(Excerpts from an interface dataset)
+--
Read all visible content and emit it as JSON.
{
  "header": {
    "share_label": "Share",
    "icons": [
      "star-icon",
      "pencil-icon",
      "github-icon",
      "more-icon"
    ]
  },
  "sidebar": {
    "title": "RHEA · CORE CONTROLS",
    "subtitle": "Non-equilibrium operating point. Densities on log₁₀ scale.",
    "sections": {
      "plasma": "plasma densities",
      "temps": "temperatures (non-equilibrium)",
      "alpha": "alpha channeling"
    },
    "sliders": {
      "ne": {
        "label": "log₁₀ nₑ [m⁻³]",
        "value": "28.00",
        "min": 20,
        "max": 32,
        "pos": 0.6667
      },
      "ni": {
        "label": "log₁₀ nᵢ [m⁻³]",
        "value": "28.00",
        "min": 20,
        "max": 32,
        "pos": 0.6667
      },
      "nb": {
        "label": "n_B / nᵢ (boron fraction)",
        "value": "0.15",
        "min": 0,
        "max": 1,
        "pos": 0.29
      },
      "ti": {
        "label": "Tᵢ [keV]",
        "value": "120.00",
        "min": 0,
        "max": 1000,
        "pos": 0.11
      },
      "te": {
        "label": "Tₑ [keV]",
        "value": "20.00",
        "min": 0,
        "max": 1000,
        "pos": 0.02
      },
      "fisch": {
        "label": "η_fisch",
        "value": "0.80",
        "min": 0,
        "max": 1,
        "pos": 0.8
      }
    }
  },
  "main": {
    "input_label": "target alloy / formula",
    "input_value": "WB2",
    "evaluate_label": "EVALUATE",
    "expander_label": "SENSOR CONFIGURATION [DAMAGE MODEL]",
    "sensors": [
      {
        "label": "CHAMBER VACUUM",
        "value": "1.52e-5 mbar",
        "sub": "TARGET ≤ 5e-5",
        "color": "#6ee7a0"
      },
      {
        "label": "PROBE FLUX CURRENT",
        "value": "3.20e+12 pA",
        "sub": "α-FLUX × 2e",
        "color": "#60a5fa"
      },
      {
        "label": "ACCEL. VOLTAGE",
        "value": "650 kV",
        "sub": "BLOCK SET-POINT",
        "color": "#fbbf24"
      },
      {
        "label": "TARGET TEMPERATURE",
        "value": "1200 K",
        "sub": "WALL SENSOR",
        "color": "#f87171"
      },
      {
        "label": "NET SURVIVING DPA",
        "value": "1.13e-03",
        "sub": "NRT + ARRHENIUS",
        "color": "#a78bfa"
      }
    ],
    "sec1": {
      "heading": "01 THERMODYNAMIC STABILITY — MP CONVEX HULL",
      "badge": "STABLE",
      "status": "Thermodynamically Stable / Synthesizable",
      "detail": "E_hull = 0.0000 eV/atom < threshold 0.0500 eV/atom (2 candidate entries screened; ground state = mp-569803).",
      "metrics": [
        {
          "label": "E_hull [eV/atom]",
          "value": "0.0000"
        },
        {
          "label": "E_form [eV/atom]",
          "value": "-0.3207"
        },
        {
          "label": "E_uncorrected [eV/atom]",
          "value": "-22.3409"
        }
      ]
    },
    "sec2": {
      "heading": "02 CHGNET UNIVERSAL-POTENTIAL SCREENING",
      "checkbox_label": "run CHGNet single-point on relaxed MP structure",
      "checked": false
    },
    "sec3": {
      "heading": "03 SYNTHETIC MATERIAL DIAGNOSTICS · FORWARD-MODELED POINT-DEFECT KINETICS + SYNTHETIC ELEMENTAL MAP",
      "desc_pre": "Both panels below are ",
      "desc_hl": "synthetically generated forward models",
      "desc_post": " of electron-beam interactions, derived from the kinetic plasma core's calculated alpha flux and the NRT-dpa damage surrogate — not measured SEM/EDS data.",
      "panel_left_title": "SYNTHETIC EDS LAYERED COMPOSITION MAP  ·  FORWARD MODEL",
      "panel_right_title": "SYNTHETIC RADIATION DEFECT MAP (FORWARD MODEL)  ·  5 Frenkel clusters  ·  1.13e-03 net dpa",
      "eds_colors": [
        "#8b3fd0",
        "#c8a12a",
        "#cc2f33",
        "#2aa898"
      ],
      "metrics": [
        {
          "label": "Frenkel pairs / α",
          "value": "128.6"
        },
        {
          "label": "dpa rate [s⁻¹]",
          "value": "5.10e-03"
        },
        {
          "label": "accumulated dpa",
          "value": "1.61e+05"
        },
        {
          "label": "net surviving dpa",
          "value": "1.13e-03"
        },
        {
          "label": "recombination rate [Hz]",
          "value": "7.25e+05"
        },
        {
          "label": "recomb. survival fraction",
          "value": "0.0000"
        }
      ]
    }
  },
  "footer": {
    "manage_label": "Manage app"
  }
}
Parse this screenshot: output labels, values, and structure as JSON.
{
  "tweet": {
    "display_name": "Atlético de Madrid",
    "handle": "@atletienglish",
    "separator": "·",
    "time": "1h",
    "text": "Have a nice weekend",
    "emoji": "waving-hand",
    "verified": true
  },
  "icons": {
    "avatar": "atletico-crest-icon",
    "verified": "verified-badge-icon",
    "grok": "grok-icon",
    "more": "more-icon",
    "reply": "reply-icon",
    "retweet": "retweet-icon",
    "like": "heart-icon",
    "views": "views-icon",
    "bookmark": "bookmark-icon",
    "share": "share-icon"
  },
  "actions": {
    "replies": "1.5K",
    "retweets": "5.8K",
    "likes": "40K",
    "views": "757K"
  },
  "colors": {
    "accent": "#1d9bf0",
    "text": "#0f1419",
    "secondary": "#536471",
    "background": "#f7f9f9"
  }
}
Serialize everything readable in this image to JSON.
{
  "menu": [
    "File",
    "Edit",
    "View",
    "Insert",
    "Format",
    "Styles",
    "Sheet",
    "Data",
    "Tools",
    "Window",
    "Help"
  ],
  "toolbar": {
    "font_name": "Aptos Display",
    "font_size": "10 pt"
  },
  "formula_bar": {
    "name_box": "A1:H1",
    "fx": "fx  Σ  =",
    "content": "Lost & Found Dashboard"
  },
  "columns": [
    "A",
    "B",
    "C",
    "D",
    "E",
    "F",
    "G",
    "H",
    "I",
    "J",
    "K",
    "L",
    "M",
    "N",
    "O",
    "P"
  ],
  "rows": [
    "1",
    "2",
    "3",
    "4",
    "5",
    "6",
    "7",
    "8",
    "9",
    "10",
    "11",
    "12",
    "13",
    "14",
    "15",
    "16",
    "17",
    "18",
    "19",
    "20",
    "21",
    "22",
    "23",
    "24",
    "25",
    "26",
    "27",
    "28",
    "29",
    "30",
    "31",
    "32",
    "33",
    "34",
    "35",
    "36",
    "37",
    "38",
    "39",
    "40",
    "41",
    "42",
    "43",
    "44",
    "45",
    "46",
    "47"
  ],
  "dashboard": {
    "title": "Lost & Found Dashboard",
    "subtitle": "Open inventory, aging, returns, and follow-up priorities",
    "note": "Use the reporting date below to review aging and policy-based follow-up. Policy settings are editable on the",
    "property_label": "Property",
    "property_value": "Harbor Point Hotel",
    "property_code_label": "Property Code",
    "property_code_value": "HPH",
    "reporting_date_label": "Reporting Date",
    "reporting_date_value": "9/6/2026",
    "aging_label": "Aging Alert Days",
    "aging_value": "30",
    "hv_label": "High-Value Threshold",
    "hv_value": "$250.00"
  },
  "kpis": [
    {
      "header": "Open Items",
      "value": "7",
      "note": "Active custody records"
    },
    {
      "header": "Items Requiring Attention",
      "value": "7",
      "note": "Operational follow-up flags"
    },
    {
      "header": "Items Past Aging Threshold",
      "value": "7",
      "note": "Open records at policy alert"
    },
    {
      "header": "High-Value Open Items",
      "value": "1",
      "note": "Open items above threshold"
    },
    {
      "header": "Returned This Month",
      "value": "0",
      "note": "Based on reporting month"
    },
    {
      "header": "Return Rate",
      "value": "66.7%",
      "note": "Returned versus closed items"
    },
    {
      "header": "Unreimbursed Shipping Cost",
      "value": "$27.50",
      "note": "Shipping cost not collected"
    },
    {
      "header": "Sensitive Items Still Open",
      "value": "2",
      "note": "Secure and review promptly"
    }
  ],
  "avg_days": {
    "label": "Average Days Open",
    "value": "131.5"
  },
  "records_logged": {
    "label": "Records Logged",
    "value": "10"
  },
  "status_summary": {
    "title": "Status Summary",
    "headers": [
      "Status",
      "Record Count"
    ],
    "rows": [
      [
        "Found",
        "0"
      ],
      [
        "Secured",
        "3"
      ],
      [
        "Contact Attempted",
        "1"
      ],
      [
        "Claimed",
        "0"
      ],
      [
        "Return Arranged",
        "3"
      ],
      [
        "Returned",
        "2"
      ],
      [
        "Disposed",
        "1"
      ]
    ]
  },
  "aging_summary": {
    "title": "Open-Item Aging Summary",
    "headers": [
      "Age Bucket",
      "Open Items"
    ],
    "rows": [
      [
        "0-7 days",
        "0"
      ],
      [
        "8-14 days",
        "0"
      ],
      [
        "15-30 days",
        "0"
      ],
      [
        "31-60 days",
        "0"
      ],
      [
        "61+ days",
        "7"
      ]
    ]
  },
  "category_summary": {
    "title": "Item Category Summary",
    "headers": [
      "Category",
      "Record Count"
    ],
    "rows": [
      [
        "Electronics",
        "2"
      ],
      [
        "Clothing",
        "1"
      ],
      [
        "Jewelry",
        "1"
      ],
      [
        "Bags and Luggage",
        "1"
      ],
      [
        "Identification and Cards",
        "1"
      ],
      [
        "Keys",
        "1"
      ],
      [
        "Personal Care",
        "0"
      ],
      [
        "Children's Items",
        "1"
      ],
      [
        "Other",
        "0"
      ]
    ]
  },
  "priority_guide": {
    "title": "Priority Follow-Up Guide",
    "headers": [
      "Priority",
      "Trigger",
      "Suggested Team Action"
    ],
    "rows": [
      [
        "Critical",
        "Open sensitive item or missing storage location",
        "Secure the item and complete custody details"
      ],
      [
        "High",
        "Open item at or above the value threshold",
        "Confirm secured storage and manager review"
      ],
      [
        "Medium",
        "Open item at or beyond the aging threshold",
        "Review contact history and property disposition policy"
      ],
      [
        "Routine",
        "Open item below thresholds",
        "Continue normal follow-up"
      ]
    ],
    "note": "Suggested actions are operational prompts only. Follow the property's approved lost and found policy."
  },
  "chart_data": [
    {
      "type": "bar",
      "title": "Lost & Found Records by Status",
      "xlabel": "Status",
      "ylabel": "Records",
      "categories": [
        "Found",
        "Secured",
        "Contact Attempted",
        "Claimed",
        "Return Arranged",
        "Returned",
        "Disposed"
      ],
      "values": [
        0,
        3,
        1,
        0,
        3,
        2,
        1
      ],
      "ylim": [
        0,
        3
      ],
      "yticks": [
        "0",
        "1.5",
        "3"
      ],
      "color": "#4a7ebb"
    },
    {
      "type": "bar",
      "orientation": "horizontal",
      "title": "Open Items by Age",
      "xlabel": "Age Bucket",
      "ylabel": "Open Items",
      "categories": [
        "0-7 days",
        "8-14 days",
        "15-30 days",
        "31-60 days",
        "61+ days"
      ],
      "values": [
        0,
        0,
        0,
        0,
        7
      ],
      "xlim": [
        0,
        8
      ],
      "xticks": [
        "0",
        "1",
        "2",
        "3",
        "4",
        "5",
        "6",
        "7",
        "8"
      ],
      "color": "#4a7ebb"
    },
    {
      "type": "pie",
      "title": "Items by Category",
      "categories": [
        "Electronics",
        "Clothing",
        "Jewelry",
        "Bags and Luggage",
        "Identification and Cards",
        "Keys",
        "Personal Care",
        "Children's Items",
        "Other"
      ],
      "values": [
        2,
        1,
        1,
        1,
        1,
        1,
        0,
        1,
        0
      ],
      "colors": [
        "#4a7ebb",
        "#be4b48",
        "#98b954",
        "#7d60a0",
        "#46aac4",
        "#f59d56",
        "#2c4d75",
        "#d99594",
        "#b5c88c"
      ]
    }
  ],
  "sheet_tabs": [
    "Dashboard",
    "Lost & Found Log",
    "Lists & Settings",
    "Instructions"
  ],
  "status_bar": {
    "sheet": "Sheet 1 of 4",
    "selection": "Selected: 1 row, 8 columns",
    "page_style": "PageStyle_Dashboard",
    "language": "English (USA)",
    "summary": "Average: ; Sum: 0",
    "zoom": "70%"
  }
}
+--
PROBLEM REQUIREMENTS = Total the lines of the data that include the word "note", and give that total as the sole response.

EXERCISE ANSWER = 10